  5. Women’s Rights (cont.) • “…expected to be passive and to revolve around their husbands and their family. Other Confucian ideas taught many that women were the cause of disorder. It was also taught that women should not rule and that people were not to concern themselves with women's ideas. Many of these ideas still influence the way Chinese women are treated today. “

  6. Women’s Rights (II) Marriage Laws: • Women are free to marry who they choose, however are not protected from domestic violence Wages: • Women are paid 78% less than men

  7. Muslim Rights

  8. Muslim Rights in Xinjiang Province • Religions and ethnic minorities face discrimination in China • Uighurs (wee-gars) are an ethnic minority • Chinese Government placed strict restrictions on when and where they can practice their religion • The Han people statistically obtain more jobs with higher wages

  9. Muslim Rights (Continued) • Xingjian is a military location and is an important source of petroleum and other natural resources Mountain in Xingjian

  10. Research from Ron Gluckman a praised reporter, interviewing Muslims in China: • "We cannot buy property, so we flush away our money in rents," he laments. "We have no real rights, even those who have been in Dubai for generations.“ • "Hotels wouldn't accept me," he says. "They said they had rooms when I first called, but they lied about being full as soon as they saw me.“ • "China wants to take advantage of the global war on terrorism to legitimize its indulgence in killing, torturing and imprisoning Uighurs," says Turdi Ghoja, president of the Washington-based Uighur American Association.

  11. Tibetan Rights

  12. Tibetan Rights • The Chinese army initially claimed control over the region of Tibet in 1720. • During this period of time when China first ruled Tibet, the Tibetans maintained most of their rights and freedoms. • Tibet declared their independence in 1912, following the fall of the Qing Dynasty.

  13. Tibetan Rights (cont.) • When the Communists gained control of China, the new ruler Mao Zedong made regaining Tibet a priority. • China invaded Tibet on Oct. 7, 1950 and killed more than 4,000 Tibetan soldiers. • Tibet appealed to the United Nations for help against the Chinese invasion force. • The United Nations delayed the issue, and China made Tibet an autonomous region of their country as the issue was delayed.

  14. Buddhist monks protests by lighting himself on fire.
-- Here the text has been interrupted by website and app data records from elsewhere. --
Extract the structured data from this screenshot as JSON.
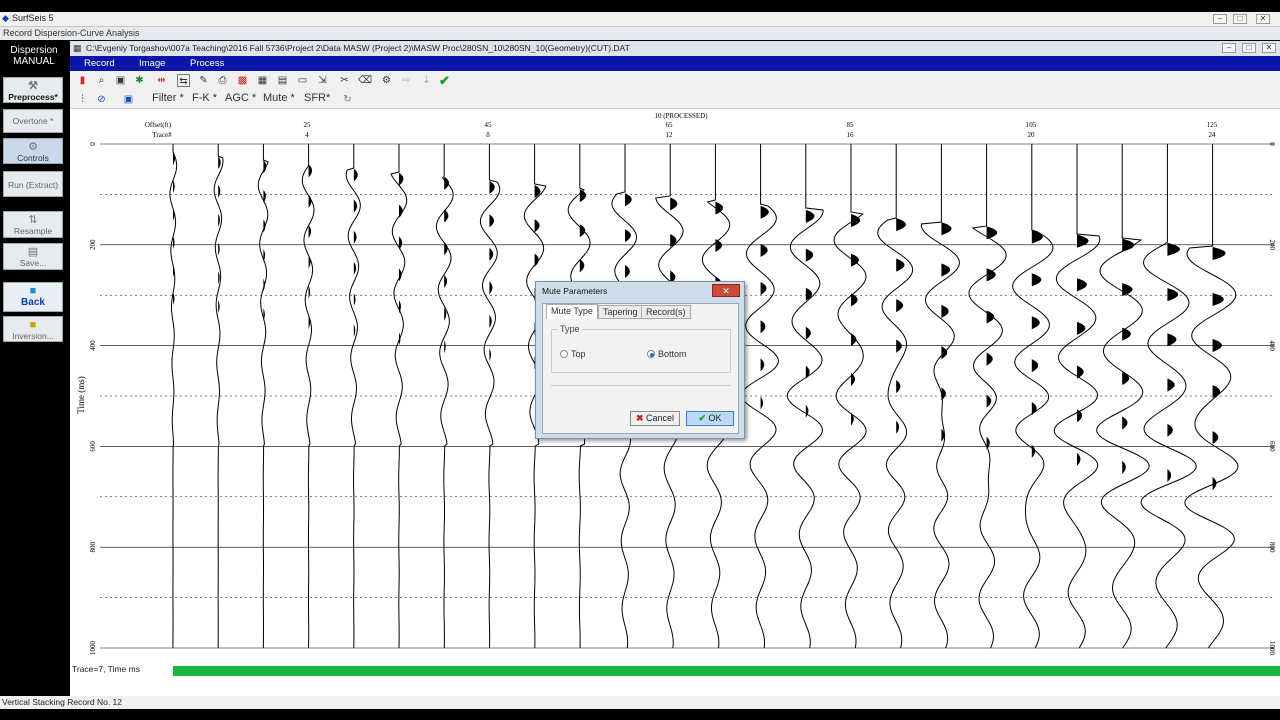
{
  "app": {
    "title": "SurfSeis 5",
    "subtitle": "Record Dispersion-Curve Analysis"
  },
  "left_panel": {
    "header_line1": "Dispersion",
    "header_line2": "MANUAL",
    "buttons": [
      "Preprocess*",
      "Overtone *",
      "Controls",
      "Run (Extract)",
      "Resample",
      "Save...",
      "Back",
      "Inversion..."
    ]
  },
  "document": {
    "path": "C:\\Evgeniy Torgashov\\007a Teaching\\2016 Fall 5736\\Project 2\\Data MASW (Project 2)\\MASW Proc\\280SN_10\\280SN_10(Geometry)(CUT).DAT"
  },
  "menu": {
    "items": [
      "Record",
      "Image",
      "Process"
    ]
  },
  "toolbar2": {
    "items": [
      "Filter *",
      "F-K *",
      "AGC *",
      "Mute *",
      "SFR*"
    ]
  },
  "plot": {
    "header_title": "10 (PROCESSED)",
    "offset_label": "Offset(ft)",
    "trace_label": "Trace#",
    "offset_ticks": [
      "25",
      "45",
      "65",
      "85",
      "105",
      "125"
    ],
    "trace_ticks": [
      "4",
      "8",
      "12",
      "16",
      "20",
      "24"
    ],
    "y_axis_label": "Time (ms)",
    "y_ticks": [
      "0",
      "200",
      "400",
      "600",
      "800",
      "1000"
    ]
  },
  "status": {
    "text": "Trace=7, Time ms",
    "progress": 1.0
  },
  "bottom_status": "Vertical Stacking Record No. 12",
  "dialog": {
    "title": "Mute Parameters",
    "close_label": "✕",
    "tabs": [
      "Mute Type",
      "Tapering",
      "Record(s)"
    ],
    "group_label": "Type",
    "options": [
      "Top",
      "Bottom"
    ],
    "selected": "Bottom",
    "cancel_label": "Cancel",
    "ok_label": "OK"
  }
}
Chinese behead Buddha statues. Pro-Tibet Protester

  15. Tibetan Rights (cont.) • The Chinese forces destroyed Buddhist monasteries and forced Tibetan farmers to join communes, where they had to live a life similar to being in the Chinese military. • The Chinese government restricted the practice of Buddhism in Tibet, and took away all independence from the Tibetan people.

  16. Summary • Women have no law to protect them against domestic violence, wage cuts, and educational disadvantages. Feudal society practices still in use. • Muslims face major discrimination and are often shunned from common luxury, such as housing. • Tibetans have been denied rights since 1720 and continue to stripped of their land and religious practice sites.

  17. Bibliography " World Geography: Understanding a Changing World - Username." World Geography: Understanding a Changing World - Username. N.p., n.d. Web. 6 Feb. 2012. <http://worldgeography.abc-clio.com/Search/Display/1127037?terms=tibet&webSiteCode=SLN_WGEO&returnToPage=%2fSearch%2fDisplay%2f1127037%3fterms%3dtibet&token=C9BEF09F87E66FB7FA44C49B0BB03B3F&casError=False>. Baerwald, Thomas J., and Celeste Fraser. Prentice Hall world geography: building a global perspective. Needham, Mass.: Prentice Hall, 2005. Print. Oracle Thinkquest. "Chinese Women's Rights." ThinkQuest : Library. N.p., n.d. Web. 6 Feb. 2012. <http://library.thinkquest.org/07aug/01579/apsara1.html>. MLA formatting by BibMe.org.

  18. Thank you for your time.